Second, by incorporating additional opportunities for student feedback, you begin to create a culture of feedback within the learning environment of your course, and this can have an important impact on your end-of-term, course evaluations. To illustrate, the Course Evaluation Service’s research with students suggests that one of the reasons why students sometimes don’t feel engaged in course evaluations is because the feedback they are asked to provide at the end of the course has little impact on their learning experiences within that course, in real time. There are indeed students who see the benefit of their feedback for future iterations of the course; however, from an interpersonal perspective, the end of a feedback exchange is to typically witness it applied by the receiver, and end-of-term course evaluations typically fail to meet that social expectation. So, in courses where instructors have incorporated, routine, informal opportunities to check in with their students along the way (and have, in turn, shown how they have responded with even small changes to instructional approaches, group activities, discussion materials, etc), end of term course evaluations show a similar high level of engagement, because feedback has become part of the culture of the course (Hmielseski & Champagne, 2000; Nevo, McLean, & Nevo, 2010).

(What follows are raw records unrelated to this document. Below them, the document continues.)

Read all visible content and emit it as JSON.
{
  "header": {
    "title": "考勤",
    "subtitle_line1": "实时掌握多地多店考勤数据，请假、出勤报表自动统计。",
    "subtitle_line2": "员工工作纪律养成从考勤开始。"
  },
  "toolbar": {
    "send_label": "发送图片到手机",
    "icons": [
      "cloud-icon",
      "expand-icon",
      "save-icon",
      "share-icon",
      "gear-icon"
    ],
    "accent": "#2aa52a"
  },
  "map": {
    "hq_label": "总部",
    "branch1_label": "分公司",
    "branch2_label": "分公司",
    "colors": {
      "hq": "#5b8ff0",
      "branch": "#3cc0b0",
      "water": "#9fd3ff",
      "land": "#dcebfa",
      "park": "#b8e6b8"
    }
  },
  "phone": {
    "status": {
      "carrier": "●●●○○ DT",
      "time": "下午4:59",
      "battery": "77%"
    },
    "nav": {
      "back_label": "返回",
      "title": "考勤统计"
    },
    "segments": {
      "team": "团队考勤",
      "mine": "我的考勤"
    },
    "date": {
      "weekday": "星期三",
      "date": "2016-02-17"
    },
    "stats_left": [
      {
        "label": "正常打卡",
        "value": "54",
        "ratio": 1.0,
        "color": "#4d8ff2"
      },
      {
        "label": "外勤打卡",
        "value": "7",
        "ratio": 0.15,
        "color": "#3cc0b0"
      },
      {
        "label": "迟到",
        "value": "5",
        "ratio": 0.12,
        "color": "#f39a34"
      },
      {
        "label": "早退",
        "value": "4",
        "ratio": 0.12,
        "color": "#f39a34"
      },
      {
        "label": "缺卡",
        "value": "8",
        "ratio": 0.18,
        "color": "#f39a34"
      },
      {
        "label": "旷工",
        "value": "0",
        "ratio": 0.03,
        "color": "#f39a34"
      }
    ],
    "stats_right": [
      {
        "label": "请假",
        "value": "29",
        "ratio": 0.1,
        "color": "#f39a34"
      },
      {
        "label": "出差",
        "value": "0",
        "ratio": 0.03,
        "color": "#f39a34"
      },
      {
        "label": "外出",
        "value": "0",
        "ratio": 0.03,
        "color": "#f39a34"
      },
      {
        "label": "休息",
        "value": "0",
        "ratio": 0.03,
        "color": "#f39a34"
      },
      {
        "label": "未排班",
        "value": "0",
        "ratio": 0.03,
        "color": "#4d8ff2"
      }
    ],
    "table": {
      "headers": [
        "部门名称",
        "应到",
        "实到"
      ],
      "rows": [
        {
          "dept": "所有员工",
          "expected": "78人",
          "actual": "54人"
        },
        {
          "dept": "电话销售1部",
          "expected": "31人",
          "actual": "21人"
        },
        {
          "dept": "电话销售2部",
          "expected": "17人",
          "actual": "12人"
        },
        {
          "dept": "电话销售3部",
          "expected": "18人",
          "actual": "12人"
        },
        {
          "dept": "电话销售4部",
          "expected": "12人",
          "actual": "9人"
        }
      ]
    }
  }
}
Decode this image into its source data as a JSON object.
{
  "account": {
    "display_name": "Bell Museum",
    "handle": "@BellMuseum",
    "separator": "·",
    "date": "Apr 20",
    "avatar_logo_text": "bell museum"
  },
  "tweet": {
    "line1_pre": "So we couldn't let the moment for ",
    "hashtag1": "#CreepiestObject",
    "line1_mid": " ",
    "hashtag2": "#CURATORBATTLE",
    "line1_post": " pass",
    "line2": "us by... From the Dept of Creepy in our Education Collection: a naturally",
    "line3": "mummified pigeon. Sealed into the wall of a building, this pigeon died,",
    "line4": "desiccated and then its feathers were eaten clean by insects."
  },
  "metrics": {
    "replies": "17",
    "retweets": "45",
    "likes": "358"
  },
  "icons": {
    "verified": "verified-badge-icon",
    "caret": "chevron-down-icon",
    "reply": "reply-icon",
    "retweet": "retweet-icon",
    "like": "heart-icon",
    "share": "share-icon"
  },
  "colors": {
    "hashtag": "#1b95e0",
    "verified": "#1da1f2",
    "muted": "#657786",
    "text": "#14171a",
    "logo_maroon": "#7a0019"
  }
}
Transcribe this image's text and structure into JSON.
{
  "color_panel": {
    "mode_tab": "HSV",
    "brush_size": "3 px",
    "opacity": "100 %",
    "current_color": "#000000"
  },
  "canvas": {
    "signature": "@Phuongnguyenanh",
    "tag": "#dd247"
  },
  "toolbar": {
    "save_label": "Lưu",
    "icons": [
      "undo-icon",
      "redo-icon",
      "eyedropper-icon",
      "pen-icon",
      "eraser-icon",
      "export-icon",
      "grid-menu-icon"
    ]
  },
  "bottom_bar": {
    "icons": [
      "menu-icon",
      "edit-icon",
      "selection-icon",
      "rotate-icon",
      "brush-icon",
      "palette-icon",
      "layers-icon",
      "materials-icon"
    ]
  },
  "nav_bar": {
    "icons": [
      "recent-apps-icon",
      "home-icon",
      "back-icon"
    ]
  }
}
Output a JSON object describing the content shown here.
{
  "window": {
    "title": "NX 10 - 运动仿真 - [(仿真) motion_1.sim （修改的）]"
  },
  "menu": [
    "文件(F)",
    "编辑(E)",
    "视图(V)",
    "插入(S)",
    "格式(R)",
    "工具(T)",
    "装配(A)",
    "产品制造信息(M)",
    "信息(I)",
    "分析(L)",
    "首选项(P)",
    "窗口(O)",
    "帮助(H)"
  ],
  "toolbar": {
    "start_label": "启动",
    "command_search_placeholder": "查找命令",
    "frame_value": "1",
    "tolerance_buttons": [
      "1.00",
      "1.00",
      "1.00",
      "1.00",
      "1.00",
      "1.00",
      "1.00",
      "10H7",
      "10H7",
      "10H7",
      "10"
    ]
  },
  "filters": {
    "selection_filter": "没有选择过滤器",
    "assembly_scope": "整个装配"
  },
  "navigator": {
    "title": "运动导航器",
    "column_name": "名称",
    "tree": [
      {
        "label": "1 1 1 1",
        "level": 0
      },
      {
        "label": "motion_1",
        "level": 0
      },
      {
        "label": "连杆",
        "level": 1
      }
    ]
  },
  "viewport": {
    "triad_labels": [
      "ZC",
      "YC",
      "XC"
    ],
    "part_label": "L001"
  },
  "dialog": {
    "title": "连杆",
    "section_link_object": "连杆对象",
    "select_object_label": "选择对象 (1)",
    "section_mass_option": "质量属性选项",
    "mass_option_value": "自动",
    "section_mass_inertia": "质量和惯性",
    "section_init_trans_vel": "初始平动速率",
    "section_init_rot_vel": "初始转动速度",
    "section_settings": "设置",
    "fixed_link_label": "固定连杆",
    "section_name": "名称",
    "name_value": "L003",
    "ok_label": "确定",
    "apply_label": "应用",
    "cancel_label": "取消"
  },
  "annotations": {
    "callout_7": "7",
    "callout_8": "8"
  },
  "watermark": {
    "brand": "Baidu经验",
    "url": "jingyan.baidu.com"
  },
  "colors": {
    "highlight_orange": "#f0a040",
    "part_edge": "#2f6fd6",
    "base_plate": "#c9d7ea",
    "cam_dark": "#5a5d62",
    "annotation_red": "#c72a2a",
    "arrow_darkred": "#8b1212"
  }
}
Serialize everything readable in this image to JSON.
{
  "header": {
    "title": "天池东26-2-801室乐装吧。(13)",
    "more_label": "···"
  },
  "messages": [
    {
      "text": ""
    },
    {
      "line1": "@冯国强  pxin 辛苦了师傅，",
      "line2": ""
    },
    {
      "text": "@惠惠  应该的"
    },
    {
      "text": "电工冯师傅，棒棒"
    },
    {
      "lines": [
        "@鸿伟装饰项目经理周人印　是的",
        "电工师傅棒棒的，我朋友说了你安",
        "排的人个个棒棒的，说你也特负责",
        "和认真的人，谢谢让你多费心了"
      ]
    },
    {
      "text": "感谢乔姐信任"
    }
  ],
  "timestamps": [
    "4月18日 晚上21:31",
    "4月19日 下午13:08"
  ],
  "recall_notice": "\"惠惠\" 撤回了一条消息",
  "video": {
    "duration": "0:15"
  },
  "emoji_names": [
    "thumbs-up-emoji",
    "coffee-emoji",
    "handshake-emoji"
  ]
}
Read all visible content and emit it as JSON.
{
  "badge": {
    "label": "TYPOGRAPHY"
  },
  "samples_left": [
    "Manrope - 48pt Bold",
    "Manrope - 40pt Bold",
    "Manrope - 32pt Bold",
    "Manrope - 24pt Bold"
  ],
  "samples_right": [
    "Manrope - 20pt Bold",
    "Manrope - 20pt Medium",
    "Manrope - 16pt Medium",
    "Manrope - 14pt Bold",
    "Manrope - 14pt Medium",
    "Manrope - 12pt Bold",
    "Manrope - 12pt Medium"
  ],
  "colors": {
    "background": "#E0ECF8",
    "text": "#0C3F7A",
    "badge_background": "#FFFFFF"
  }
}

So, as you move into the beginning of the 2015-2016 academic year, take a moment to consider how you can incorporate opportunities for student feedback within the learning environment of your course(s). The Centre for Teaching Support & Information can assist you in your thinking and planning through their instructional guide printed publication, Gathering Formative Feedback with Mid-Course Evaluations, and are also available for individual consultation requests. Moreover, if instructors have any questions about how to link informal forms of feedback to their end-of-term course evaluations, please email email@example.com for direct assistance.
By Cherie Werhun, PhD, Teaching Assessment & Course Evaluation Coordinator, CTSI